Vincent Price (Edward Whitman), Essy Persson (Harry Whitman), Hugh Griffith (Mickey), Elizabeth Bergner (Oona), Hilary Dwyer (Maureen Whitman), Patrick Mower (Roderick), Sally Geeson (Patricia Whitman)
In 16th Century England, the puritanical magistrate Edward Whitman puts the followers of the witch Oona to the death, although deliberately spares her. She swears vengeance for this and calls up a manifestation of the Devil in the guise of the young, handsome Roderick. Roderick proceeds to charm his way into Whitman’s family and starts killing them off, each death occurring as though by a wild animal.
Cry of the Banshee was a drab effort from American International Pictures, which was made in England.
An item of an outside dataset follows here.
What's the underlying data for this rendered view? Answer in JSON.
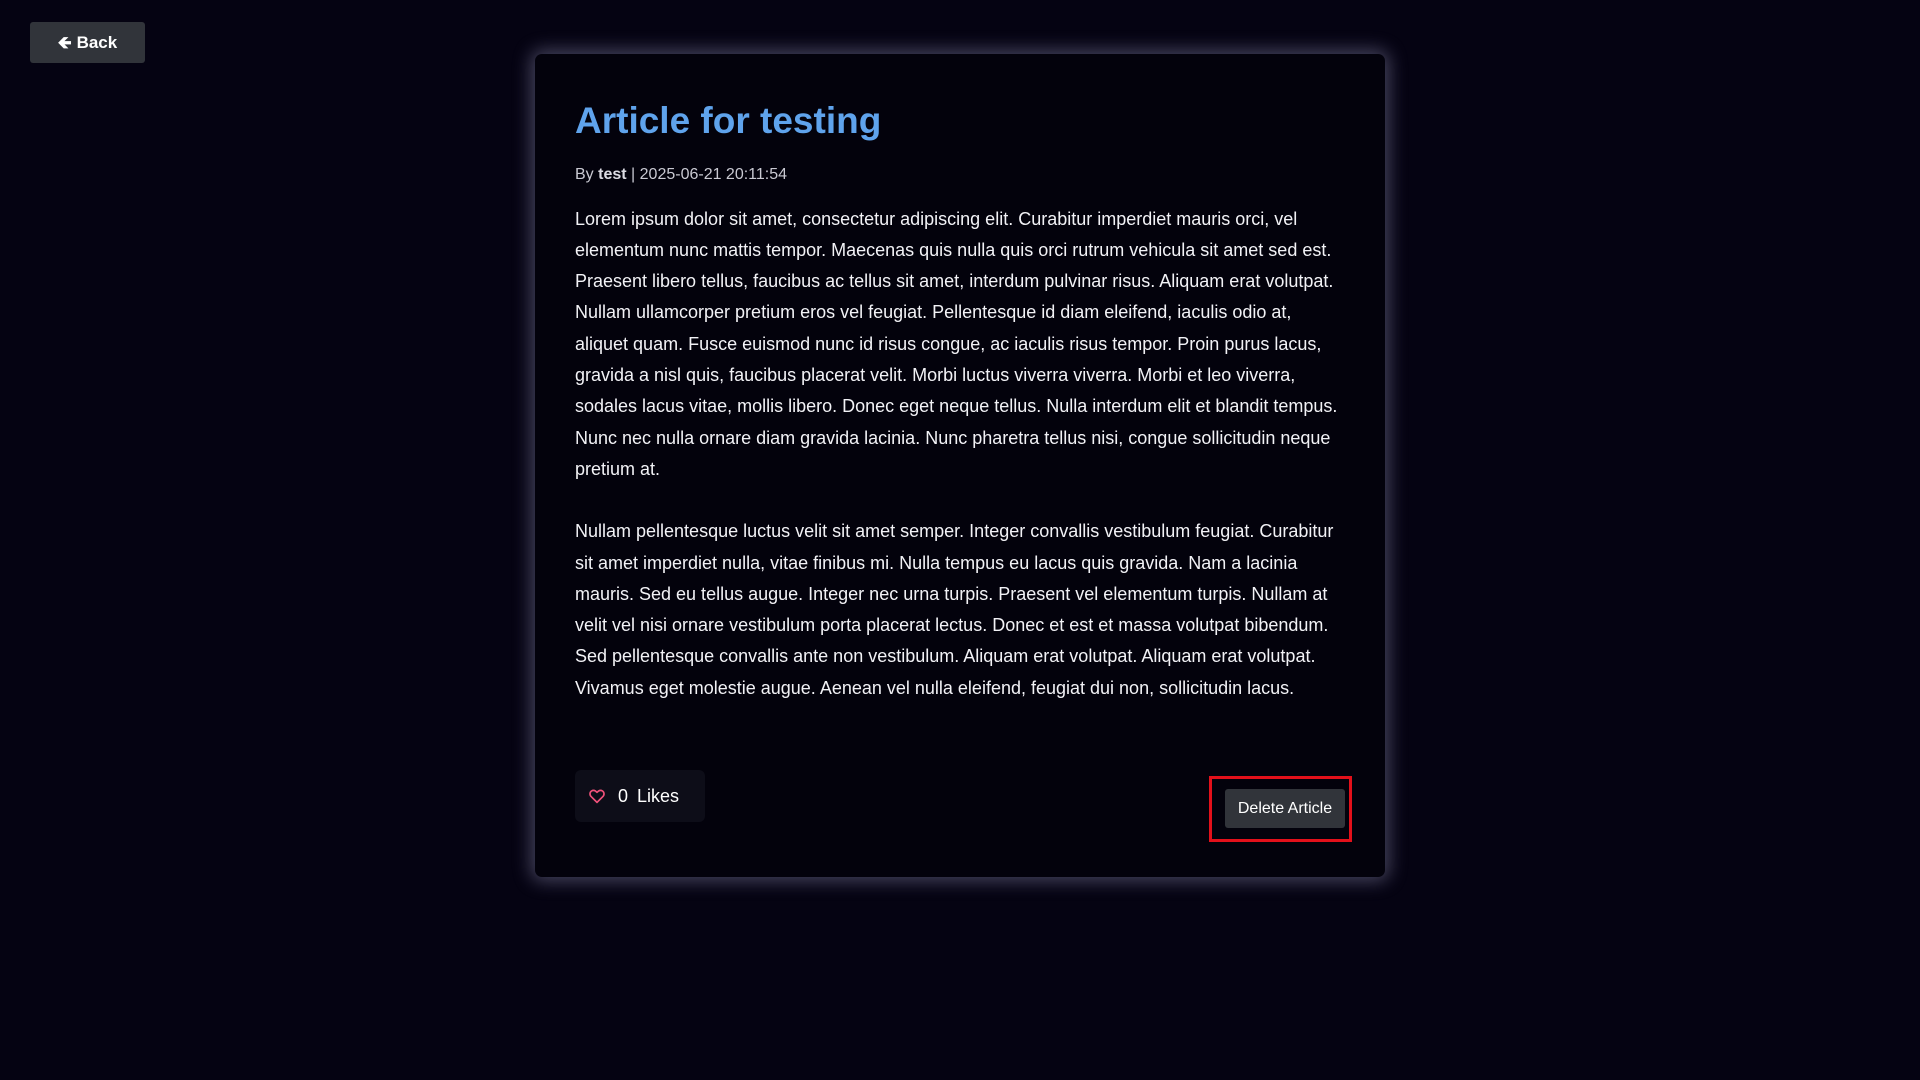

At the time, AIP were riding on the success of Roger Corman’s Edgar Allan Poe films starring Vincent Price that had begun with The House of Usher (1960). They attempted to sell Cry of the Banshee as having an Edgar Allan Poe connection, even though there is no connection whatsoever beyond the quote on the credits. In fact, Cry of the Banshee has more in common with the brief fad for witch persecutions films that came out after Matthew Hopkins – Witchfinder General/The Conqueror Worm (1968) (and which also starred Vincent Price and Hilary Dwyer and came promoted with a fake Edgar Allan Poe connection).
AIP employed Poe series mainstay Vincent Price, while direction was handed over to Gordon Hessler, a regular hand who worked in the 1960s/70s Anglo-horror cycle (see below) and made two other loosely Poe-derived films The Oblong Box (1969) and Murders in the Rue Morgue (1971). The film itself was shot in England.
Cry of the Banshee is drab and extremely cheap looking. Patrick Mower’s transformations into a beast with glowing eyes have a cheapness that makes them come out rather ludicrous. The unconvincing plot fades away into a uniform drudgery and is overburdened with too many characters. The witchcraft seems an odd miscegenation of voodoo and classical Celtic mythology. Nothing terribly interesting happens throughout. The saving grace of the film almost comes in the twist ending, which is directed with such fervidity that it nearly makes the preceding proceedings worthwhile.
Vincent Price plays with customary professionalism but gives a nondescript performance. The histrionic antics of witch Elizabeth Bergner trying to conjure up a demon are guaranteed to have one rolling on the floor.
One of the peculiar trivia notes about Cry of the Banshee are the credits, which come from later-to-be director Terry Gilliam in the same tinted photographic cutout style that Gilliam used to great success in his work with Monty Python. The film also fails to feature any banshees, which is traditionally according to Irish folklore meant to be an old hag that wails to foretell someone’s death.
Gordon Hessler’s other films are:– The Oblong Box (1969), Scream and Scream Again (1970), Murders in the Rue Morgue (1971), the fantasy classic The Golden Voyage of Sinbad (1973), The Strange Possession of Mrs. Oliver (1977), Kiss Meets the Phantom/Kiss in the Attack of the Phantom (1978) and The Girl in a Swing (1988).